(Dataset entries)
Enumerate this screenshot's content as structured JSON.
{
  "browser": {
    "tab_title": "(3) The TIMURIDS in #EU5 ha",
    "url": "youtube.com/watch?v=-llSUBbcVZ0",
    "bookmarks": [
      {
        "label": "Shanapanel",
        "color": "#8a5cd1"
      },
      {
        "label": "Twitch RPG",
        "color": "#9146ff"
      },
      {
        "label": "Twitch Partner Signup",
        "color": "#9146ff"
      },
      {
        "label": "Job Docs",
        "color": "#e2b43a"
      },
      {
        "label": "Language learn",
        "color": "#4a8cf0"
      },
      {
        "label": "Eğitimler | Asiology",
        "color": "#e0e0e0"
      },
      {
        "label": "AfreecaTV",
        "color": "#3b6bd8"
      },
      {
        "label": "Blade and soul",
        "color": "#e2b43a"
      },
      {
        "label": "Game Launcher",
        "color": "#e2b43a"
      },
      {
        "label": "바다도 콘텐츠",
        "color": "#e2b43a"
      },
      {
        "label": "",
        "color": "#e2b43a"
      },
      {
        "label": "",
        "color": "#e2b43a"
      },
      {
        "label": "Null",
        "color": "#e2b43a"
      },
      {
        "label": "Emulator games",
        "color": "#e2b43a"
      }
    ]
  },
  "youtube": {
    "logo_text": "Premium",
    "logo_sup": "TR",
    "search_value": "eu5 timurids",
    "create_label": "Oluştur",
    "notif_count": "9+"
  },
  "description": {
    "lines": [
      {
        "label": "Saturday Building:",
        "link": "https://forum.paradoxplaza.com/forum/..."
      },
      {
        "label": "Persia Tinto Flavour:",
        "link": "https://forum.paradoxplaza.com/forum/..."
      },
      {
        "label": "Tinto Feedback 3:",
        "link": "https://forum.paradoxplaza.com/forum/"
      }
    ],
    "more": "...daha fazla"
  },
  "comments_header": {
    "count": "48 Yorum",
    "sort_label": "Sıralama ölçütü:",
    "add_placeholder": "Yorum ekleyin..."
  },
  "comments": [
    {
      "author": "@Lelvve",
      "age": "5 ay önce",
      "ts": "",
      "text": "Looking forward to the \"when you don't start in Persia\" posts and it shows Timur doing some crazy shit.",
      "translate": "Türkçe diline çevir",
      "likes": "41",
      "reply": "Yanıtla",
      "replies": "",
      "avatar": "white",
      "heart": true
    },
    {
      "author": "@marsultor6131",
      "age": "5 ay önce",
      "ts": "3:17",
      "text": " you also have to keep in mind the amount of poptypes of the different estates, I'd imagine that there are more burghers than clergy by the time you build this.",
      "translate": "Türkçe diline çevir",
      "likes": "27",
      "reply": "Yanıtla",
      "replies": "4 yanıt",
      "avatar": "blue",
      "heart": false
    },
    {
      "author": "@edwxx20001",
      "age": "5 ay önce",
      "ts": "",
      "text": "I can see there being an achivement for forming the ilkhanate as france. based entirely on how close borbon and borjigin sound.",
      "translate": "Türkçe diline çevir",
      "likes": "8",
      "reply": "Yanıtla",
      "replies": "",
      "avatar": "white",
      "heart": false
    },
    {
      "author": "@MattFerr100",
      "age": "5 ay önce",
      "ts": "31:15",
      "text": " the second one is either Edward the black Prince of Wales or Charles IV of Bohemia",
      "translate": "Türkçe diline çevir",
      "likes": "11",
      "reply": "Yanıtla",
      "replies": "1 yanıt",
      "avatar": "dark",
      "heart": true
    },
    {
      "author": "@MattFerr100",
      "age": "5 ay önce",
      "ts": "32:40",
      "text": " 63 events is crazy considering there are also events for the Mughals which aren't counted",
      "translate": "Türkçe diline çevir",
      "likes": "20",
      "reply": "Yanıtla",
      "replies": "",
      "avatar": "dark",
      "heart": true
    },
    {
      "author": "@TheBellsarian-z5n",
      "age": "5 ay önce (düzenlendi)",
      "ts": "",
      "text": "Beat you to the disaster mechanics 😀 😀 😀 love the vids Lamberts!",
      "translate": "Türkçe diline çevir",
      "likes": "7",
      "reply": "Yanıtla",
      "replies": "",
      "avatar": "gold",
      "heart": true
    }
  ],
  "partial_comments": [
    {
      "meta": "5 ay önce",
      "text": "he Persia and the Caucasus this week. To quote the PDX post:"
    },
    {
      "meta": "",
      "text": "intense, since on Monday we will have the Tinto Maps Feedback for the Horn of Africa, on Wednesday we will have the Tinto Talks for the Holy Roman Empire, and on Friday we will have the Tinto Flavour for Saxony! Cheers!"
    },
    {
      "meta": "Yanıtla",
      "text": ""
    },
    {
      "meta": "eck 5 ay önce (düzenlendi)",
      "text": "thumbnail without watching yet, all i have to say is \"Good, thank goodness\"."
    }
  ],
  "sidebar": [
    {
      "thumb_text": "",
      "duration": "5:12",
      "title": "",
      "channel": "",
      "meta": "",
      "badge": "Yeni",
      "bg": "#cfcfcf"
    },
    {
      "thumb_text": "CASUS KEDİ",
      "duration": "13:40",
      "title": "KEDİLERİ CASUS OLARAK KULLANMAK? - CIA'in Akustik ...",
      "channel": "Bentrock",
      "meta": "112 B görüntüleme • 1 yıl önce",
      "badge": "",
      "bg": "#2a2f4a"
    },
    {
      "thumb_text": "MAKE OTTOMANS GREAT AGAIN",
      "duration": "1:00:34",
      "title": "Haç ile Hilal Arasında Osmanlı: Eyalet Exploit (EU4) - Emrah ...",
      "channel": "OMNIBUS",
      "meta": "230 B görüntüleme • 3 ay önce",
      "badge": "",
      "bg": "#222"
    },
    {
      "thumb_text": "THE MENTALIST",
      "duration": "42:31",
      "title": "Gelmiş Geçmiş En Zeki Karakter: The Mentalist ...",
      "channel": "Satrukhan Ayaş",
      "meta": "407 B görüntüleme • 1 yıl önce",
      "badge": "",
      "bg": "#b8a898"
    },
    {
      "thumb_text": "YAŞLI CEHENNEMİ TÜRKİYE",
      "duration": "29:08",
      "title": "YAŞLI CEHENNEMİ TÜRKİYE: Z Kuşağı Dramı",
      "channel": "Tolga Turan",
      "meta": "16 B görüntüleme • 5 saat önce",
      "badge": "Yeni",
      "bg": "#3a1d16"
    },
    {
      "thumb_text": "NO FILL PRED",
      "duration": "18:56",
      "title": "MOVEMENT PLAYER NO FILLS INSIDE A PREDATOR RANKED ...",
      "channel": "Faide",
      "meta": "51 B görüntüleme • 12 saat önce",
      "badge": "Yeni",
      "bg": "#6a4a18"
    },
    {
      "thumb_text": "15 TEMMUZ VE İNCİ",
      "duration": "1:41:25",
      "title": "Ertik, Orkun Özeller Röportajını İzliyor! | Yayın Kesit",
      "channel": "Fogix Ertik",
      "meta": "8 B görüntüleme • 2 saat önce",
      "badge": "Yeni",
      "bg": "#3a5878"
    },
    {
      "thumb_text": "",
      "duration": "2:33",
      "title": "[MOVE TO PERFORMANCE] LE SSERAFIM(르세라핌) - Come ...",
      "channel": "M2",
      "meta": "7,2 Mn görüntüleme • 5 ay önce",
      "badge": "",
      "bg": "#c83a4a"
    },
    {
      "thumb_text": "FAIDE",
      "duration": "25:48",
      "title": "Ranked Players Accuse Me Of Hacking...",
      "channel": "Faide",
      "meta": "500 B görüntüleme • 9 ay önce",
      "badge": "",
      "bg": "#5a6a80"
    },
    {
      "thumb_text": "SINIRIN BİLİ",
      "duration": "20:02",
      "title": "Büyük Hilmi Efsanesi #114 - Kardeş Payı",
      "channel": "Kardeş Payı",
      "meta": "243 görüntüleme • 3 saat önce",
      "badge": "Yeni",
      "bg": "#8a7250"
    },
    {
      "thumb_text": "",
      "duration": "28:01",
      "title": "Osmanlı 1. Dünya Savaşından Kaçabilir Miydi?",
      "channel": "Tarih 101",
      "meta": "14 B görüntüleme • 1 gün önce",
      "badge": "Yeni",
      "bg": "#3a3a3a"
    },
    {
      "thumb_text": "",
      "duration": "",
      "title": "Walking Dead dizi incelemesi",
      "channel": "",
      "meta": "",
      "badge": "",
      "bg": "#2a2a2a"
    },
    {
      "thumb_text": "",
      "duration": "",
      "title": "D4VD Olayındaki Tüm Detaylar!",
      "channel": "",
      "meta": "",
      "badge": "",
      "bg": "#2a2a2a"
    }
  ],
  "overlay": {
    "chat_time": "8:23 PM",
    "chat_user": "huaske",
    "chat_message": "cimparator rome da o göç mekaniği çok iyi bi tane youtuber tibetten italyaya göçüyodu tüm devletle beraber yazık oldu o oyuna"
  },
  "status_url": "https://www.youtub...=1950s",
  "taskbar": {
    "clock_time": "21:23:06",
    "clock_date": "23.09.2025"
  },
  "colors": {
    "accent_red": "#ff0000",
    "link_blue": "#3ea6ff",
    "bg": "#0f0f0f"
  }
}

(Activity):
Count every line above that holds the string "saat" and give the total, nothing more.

(Response area):
4